Just over a quarter of the British public have a tattoo and of these, 11% have at least one generally visible tattoo, whether this be on their head, face, neck, forearms, wrists or hands.
So should an employee still feel required to cover these up in the workplace? And where does an employer stand when it comes to their rights around tattoos?
Firstly, there is a no specific legislation that covers the area of tattoos within the context of employment law. The only exception to this is in cases where the content of the tattoo includes political or religious references which might cause offence.
An employer does of course have the right to set out a clear dress code for employees to follow, and this can include requirements for visible piercings to be removed or for legs and arms to be covered.
However, don’t forget to consider that as employer there might also be a responsibility to over a more casual summer dress code in warmer weather and there is the possibility that this might change the visibility of an employee’s tattoo.
While an employee should be mindful to consider what is appropriate in their work setting, throughout the interview process, an employer must keep in mind that having a tattoo has no direct impact on a candidate’s ability to do their job.
What is most important is for an employer to remain transparent, fair and consistent with clear policies around these issues of staffing. If there are concerns that need to be raised and an understanding of what parameters are required, then these are conversations that should be had at the interview stage of the recruitment process.

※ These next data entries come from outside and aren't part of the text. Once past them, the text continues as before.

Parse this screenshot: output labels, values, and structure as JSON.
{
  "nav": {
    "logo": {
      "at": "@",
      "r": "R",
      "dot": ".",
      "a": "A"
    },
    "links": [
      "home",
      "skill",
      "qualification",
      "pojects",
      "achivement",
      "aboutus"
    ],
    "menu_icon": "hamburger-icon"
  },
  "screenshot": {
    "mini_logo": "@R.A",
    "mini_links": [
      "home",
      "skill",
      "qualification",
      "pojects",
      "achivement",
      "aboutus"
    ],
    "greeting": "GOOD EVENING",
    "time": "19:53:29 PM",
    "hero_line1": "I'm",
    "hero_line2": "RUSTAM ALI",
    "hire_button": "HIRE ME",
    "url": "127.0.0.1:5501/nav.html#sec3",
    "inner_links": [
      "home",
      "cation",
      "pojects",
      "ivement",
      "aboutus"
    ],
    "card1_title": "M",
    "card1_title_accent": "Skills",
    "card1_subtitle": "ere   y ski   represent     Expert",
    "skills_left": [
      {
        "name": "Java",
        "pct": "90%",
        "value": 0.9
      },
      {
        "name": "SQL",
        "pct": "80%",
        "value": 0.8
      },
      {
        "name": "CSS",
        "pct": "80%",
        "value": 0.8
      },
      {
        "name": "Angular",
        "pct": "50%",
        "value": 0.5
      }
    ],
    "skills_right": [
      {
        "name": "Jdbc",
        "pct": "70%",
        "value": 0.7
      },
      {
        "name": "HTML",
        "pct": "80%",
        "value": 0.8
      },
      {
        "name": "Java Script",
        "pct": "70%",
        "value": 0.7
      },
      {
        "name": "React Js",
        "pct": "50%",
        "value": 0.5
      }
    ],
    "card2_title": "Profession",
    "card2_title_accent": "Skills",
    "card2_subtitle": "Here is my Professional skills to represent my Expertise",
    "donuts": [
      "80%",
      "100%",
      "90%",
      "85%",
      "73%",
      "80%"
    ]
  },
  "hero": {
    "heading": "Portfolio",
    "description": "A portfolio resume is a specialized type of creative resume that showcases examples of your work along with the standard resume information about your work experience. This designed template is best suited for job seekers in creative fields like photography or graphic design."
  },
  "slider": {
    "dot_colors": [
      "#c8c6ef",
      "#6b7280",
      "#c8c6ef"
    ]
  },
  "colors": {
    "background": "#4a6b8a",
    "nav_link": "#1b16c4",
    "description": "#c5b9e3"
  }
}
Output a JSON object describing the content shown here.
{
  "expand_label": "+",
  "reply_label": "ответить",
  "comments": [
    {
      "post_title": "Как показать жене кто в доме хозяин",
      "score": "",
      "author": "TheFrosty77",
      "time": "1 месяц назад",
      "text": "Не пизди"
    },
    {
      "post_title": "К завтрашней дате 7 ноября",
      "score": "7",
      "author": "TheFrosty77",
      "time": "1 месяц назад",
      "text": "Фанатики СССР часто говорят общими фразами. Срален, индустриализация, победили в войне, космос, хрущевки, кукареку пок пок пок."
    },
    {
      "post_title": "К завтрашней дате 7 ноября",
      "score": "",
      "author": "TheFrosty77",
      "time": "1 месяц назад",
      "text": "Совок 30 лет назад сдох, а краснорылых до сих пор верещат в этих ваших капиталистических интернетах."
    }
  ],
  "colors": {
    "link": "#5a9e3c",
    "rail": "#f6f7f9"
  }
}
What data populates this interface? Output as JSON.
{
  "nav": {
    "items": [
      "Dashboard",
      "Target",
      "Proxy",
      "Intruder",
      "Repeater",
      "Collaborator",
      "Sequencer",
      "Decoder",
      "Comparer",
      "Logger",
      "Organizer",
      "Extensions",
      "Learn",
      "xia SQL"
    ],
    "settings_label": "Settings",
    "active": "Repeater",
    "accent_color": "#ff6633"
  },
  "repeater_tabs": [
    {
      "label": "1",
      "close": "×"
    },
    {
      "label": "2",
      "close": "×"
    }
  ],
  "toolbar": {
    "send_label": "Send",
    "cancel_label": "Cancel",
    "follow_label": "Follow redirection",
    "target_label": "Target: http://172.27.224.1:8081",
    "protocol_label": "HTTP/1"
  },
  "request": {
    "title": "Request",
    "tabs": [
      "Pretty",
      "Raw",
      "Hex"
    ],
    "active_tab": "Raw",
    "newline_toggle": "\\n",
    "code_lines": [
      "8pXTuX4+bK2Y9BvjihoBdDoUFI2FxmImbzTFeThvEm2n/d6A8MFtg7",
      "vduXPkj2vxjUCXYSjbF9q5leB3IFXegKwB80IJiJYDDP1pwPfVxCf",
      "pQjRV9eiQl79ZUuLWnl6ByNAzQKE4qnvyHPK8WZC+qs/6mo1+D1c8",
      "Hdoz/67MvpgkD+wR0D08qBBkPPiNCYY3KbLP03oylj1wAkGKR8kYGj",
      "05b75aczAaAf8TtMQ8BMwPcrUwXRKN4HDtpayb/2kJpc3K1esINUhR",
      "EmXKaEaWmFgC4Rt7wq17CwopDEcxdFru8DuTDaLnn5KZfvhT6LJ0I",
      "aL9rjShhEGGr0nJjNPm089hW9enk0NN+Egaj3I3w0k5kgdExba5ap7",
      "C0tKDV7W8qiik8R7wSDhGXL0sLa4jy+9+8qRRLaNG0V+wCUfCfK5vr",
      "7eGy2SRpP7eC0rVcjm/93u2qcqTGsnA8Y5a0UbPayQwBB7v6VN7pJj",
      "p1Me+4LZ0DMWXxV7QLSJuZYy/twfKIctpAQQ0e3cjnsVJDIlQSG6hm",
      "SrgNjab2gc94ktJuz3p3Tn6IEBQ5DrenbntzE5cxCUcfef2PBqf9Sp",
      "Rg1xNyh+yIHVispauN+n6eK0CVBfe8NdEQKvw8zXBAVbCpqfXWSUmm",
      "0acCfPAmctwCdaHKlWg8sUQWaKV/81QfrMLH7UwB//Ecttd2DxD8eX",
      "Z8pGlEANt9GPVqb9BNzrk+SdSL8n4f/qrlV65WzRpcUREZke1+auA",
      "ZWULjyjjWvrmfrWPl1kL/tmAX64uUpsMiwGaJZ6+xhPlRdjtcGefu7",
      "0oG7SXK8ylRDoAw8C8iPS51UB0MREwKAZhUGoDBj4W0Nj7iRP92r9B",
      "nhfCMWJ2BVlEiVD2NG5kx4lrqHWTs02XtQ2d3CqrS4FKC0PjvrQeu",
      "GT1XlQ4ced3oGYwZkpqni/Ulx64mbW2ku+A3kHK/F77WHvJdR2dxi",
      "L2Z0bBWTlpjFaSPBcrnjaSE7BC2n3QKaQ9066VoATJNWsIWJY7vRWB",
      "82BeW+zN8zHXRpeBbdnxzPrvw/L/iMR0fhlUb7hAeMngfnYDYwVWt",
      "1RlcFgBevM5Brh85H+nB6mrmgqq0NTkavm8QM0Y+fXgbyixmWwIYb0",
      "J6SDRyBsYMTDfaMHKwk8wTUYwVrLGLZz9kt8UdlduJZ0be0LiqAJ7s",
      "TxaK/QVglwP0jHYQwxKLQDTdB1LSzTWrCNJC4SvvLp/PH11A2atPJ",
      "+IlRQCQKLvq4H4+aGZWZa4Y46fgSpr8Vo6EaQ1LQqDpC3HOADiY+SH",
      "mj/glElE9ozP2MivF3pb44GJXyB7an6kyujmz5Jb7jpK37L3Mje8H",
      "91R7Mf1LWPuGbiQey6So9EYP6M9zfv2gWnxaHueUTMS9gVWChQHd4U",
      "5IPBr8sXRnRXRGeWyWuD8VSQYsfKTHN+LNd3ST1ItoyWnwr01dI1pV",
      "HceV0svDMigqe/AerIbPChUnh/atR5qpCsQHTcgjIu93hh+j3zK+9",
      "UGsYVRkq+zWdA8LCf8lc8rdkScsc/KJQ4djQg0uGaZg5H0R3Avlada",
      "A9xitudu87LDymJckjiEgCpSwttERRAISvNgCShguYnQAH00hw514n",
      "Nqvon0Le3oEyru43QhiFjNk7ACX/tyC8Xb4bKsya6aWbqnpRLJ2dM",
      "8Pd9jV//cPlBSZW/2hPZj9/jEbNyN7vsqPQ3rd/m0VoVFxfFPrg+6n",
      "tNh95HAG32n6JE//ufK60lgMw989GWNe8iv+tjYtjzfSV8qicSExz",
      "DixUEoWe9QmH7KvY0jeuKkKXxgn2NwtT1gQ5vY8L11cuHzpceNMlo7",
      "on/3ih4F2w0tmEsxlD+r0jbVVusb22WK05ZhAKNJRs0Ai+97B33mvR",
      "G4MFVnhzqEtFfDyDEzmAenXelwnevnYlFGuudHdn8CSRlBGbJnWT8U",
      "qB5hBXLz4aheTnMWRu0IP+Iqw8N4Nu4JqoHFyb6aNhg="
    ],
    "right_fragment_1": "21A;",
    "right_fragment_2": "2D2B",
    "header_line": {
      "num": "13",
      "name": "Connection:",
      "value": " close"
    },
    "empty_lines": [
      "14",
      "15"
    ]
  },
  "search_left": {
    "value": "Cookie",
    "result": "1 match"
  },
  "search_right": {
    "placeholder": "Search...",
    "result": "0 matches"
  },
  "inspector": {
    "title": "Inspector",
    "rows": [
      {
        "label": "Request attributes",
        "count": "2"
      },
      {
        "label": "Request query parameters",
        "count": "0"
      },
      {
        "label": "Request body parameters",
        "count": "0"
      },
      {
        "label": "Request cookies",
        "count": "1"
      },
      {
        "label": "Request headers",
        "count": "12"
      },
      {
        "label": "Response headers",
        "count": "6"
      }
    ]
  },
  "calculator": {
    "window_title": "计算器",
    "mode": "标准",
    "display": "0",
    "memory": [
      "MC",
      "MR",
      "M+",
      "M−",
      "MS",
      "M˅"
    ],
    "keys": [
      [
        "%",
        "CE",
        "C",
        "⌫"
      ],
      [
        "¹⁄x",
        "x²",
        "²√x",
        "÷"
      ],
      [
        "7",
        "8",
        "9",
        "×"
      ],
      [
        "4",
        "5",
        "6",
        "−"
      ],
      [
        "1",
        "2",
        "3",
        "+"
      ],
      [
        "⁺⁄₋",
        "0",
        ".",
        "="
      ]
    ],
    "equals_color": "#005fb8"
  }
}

If it’s an existing employee who adds body art or piercings to their appearance which contradicts an existing dress code, that becomes an issue to be addressed. Of course, in that scenario having a relevant and up to date dress code policy overseen by a qualified HR professional is essential for protecting the employer in the best possible way.